It seems to me that too many of the critics of bio-fuels are simply climate change sceptics eager to say 'I told you so'. To do so misses the very real potential of these fuels - even ignoring CO2 emissions.

Open Europe blog team said...

What exactly are you saying...?

The production of biofuels is going to be the result of several factors, basically:

land + capital + available technology/techniques.

You think all the increased demand will be met purely by increased capital input spurring better techniques, and none of the response will flow through extensification, which has almost no financial cost in many countries?

What makes you think this?

Genuinely interested - not a rhetorical question.

CC said...

I think increased demand will spur increased production through both more efficient farming methods and by making more land available to be farmed, whether positively through more irrigation etc, or negatively through the grubbing up of forests etc.

Your equation is slightly misleading - both land and farming technology are essentially capital costs. As demand rises it pushes up the value of land, making the farming technology more comparatively affordable.

Obviously this isn't the whole story, things like cost of borrowing and stability of the local government have a very big part to play.

It would also help if the EU/US stopped dumping taxpayer subsidized crops into the marketplace in developing economies...
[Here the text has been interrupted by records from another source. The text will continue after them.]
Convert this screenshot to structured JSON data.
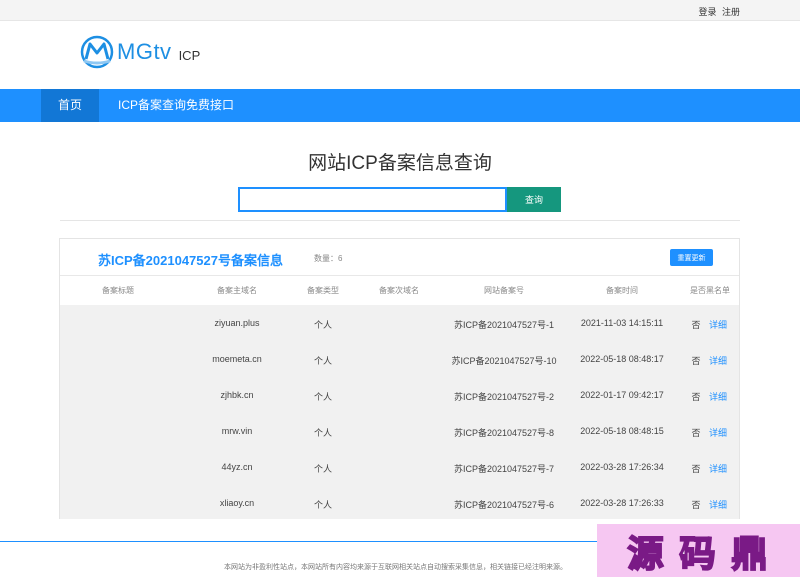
{
  "topbar": {
    "login": "登录",
    "register": "注册"
  },
  "logo": {
    "brand": "MGtv",
    "suffix": "ICP"
  },
  "nav": {
    "home": "首页",
    "api": "ICP备案查询免费接口"
  },
  "page_title": "网站ICP备案信息查询",
  "search": {
    "value": "",
    "placeholder": "",
    "button": "查询"
  },
  "panel": {
    "title": "苏ICP备2021047527号备案信息",
    "count_label": "数量：6",
    "refresh_button": "重置更新",
    "columns": [
      "备案标题",
      "备案主域名",
      "备案类型",
      "备案次域名",
      "网站备案号",
      "备案时间",
      "是否黑名单"
    ],
    "rows": [
      {
        "title": "",
        "domain": "ziyuan.plus",
        "type": "个人",
        "sub": "",
        "icp": "苏ICP备2021047527号-1",
        "time": "2021-11-03 14:15:11",
        "blacklist": "否",
        "detail": "详细"
      },
      {
        "title": "",
        "domain": "moemeta.cn",
        "type": "个人",
        "sub": "",
        "icp": "苏ICP备2021047527号-10",
        "time": "2022-05-18 08:48:17",
        "blacklist": "否",
        "detail": "详细"
      },
      {
        "title": "",
        "domain": "zjhbk.cn",
        "type": "个人",
        "sub": "",
        "icp": "苏ICP备2021047527号-2",
        "time": "2022-01-17 09:42:17",
        "blacklist": "否",
        "detail": "详细"
      },
      {
        "title": "",
        "domain": "mrw.vin",
        "type": "个人",
        "sub": "",
        "icp": "苏ICP备2021047527号-8",
        "time": "2022-05-18 08:48:15",
        "blacklist": "否",
        "detail": "详细"
      },
      {
        "title": "",
        "domain": "44yz.cn",
        "type": "个人",
        "sub": "",
        "icp": "苏ICP备2021047527号-7",
        "time": "2022-03-28 17:26:34",
        "blacklist": "否",
        "detail": "详细"
      },
      {
        "title": "",
        "domain": "xliaoy.cn",
        "type": "个人",
        "sub": "",
        "icp": "苏ICP备2021047527号-6",
        "time": "2022-03-28 17:26:33",
        "blacklist": "否",
        "detail": "详细"
      }
    ]
  },
  "footer": {
    "text": "本网站为非盈利性站点，本网站所有内容均来源于互联网相关站点自动搜索采集信息，相关链接已经注明来源。"
  },
  "watermark": {
    "chars": [
      "源",
      "码",
      "鼎"
    ]
  },
  "colors": {
    "accent": "#1e90ff",
    "search_button": "#15977e",
    "row_bg": "#f1f1f1",
    "watermark_bg": "#f6c7f2",
    "watermark_stroke": "#7a1a86"
  }
}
I guess what I'm saying is that, as food prices rise, which with a growing world population etc, they are likely to do, this grubbing up of forests etc will be a strong risk anyway. If it is to be avoided, it should be avoided in a much more holistic way than simply blaming bio-fuels.

This is particularly the case when those doing so seem to be sudden and unexpected converts to the cause of biodiversity (Ms Villiers?), or those green groups who loathed the cars long before global warming was seen as a threat.

Sorry this is a bit rambling, but I haven't really collected my thoughts entirely on this yet...

Open Europe blog team said...


Agree re dumping - tho of course then you get people like Arvind Panagariya who argue the opposite... See P335 of this monster document.


(we wrote the trade bit - warning: massive file)